WHAT TO WORK ON:
Where a line in the material beneath contains "screenshot", count it. Give the number only.

THE DATA:
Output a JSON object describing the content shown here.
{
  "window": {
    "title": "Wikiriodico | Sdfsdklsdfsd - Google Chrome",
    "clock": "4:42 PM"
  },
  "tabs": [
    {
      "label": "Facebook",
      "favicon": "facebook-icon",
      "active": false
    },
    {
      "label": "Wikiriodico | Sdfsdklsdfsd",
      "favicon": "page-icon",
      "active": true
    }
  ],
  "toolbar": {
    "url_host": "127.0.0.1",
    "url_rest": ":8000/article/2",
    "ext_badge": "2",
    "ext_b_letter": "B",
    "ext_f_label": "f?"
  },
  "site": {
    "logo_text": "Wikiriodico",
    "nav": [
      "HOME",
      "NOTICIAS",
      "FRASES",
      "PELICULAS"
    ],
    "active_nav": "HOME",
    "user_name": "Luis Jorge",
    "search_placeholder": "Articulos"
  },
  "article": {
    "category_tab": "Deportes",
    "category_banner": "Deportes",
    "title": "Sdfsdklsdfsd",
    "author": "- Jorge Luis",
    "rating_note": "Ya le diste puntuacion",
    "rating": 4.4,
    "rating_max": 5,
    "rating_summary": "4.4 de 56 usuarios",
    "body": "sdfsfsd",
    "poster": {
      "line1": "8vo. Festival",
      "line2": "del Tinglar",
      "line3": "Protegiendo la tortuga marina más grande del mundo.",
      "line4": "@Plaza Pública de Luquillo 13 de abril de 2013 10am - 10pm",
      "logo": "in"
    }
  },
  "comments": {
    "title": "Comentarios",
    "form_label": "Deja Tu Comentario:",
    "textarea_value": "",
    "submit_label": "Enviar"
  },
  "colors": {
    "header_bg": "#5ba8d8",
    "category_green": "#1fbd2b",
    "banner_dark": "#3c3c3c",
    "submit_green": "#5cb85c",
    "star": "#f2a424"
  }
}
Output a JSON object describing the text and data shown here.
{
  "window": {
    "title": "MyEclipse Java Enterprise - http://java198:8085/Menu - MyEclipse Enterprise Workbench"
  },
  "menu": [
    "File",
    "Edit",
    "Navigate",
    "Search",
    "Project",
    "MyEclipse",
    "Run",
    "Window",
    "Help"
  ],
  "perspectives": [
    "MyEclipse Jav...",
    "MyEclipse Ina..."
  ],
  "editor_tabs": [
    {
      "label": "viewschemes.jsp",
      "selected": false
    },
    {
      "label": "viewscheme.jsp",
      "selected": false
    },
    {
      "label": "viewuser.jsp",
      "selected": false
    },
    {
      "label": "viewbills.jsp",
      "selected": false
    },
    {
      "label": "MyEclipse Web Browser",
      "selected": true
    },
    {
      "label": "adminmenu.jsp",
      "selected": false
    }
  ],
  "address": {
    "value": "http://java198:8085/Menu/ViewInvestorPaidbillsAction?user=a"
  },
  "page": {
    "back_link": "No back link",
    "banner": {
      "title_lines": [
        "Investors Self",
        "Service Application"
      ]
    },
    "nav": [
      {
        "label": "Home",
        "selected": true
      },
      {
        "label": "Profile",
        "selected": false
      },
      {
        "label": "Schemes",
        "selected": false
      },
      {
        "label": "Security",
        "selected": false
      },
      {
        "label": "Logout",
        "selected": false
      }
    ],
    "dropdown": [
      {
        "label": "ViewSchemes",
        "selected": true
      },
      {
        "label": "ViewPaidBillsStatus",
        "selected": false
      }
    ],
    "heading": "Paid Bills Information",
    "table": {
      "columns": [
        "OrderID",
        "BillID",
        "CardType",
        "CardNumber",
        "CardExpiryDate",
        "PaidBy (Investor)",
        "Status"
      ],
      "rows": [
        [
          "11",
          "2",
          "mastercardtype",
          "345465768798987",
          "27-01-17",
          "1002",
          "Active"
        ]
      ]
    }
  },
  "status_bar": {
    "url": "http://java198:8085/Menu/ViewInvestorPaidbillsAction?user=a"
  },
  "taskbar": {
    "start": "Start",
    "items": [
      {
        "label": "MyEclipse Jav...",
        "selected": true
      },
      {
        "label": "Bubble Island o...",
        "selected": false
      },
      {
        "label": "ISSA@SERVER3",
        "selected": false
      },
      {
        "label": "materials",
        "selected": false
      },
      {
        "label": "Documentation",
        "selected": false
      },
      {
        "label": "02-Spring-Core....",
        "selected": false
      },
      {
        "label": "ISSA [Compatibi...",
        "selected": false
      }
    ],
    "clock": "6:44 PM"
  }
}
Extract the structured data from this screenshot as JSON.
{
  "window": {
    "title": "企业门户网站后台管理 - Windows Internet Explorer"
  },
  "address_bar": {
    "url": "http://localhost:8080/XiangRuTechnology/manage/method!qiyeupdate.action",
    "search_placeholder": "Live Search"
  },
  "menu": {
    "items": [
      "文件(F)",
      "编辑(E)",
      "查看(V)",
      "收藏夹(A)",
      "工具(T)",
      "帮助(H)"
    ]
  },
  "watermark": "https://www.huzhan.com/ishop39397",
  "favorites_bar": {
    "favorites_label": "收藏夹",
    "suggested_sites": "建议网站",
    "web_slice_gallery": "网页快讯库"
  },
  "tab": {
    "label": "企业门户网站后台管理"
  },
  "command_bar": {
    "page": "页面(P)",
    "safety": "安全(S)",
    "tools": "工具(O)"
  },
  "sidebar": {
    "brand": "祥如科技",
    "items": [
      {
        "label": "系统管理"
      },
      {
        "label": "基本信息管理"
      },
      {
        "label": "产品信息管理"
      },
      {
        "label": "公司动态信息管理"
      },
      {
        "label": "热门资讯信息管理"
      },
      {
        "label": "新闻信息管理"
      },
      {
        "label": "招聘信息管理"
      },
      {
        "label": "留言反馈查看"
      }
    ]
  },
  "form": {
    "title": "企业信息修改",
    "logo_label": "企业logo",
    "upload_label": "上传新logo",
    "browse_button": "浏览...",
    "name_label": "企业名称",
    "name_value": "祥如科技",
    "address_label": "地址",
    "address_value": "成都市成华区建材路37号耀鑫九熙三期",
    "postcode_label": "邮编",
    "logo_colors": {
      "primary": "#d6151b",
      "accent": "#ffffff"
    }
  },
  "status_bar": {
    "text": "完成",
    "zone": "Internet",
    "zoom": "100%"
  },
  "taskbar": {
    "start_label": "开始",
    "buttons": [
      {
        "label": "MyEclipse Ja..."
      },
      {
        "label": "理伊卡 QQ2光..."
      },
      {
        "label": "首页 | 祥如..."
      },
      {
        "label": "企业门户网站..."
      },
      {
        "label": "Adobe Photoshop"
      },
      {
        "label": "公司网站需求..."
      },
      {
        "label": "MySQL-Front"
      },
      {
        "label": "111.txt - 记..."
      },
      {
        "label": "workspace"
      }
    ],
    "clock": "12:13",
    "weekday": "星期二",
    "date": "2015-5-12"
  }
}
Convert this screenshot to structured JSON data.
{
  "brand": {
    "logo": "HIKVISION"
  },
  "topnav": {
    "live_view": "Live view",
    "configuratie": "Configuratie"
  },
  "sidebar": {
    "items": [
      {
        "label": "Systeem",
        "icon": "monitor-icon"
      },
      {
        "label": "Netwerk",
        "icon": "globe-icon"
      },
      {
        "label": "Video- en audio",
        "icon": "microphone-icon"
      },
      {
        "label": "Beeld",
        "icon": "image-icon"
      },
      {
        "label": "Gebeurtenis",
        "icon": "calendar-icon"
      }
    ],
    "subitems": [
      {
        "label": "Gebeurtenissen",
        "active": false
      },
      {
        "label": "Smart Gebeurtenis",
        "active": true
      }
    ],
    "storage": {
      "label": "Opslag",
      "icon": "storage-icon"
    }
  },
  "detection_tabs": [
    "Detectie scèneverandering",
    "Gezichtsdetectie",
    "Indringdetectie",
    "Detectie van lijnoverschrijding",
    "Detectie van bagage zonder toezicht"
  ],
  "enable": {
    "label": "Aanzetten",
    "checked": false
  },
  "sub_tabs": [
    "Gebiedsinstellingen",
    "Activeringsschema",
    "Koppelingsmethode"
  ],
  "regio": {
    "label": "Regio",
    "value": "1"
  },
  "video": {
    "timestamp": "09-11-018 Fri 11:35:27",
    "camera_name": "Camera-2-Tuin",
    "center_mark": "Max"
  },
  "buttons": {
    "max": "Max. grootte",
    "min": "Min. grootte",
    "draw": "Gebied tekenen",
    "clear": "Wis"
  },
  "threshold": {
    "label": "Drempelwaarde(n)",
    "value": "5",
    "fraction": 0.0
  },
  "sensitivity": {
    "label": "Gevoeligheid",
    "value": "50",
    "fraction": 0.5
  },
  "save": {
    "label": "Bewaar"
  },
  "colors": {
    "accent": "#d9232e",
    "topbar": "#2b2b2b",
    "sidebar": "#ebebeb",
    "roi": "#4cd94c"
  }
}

PROBLEM SOLUTION:
2